WORK REQUIRED
Copy every record exactly as it appears in the data below.
= = = = = = =
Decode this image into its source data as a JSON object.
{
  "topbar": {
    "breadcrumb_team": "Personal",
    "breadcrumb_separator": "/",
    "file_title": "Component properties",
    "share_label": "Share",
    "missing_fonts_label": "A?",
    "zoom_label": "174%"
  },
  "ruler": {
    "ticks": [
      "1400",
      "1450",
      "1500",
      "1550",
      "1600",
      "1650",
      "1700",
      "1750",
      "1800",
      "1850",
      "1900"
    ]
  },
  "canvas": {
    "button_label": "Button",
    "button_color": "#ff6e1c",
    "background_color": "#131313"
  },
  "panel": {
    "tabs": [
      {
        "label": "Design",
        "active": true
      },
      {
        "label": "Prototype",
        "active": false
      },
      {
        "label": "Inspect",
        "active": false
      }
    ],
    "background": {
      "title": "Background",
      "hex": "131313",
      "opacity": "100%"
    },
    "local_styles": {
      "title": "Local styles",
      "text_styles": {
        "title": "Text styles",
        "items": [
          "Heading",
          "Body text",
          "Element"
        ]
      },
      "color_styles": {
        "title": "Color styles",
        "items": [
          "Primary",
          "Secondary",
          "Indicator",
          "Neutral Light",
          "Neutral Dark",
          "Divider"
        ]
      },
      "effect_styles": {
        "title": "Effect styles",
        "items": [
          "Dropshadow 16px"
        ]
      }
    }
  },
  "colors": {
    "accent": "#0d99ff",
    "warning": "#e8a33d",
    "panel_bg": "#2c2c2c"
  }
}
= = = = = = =
SOLUTION FOR THIS EXERCISE
Decode this image into its source data as a JSON object.
{
  "topbar": {
    "breadcrumb_team": "Personal",
    "breadcrumb_separator": "/",
    "file_title": "Component properties",
    "share_label": "Share",
    "missing_fonts_label": "A?",
    "zoom_label": "174%"
  },
  "ruler": {
    "ticks": [
      "1400",
      "1450",
      "1500",
      "1550",
      "1600",
      "1650",
      "1700",
      "1750",
      "1800",
      "1850",
      "1900"
    ]
  },
  "canvas": {
    "button_label": "Button",
    "button_color": "#ff6e1c",
    "background_color": "#131313"
  },
  "panel": {
    "tabs": [
      {
        "label": "Design",
        "active": true
      },
      {
        "label": "Prototype",
        "active": false
      },
      {
        "label": "Inspect",
        "active": false
      }
    ],
    "background": {
      "title": "Background",
      "hex": "131313",
      "opacity": "100%"
    },
    "local_styles": {
      "title": "Local styles",
      "text_styles": {
        "title": "Text styles",
        "items": [
          "Heading",
          "Body text",
          "Element"
        ]
      },
      "color_styles": {
        "title": "Color styles",
        "items": [
          "Primary",
          "Secondary",
          "Indicator",
          "Neutral Light",
          "Neutral Dark",
          "Divider"
        ]
      },
      "effect_styles": {
        "title": "Effect styles",
        "items": [
          "Dropshadow 16px"
        ]
      }
    }
  },
  "colors": {
    "accent": "#0d99ff",
    "warning": "#e8a33d",
    "panel_bg": "#2c2c2c"
  }
}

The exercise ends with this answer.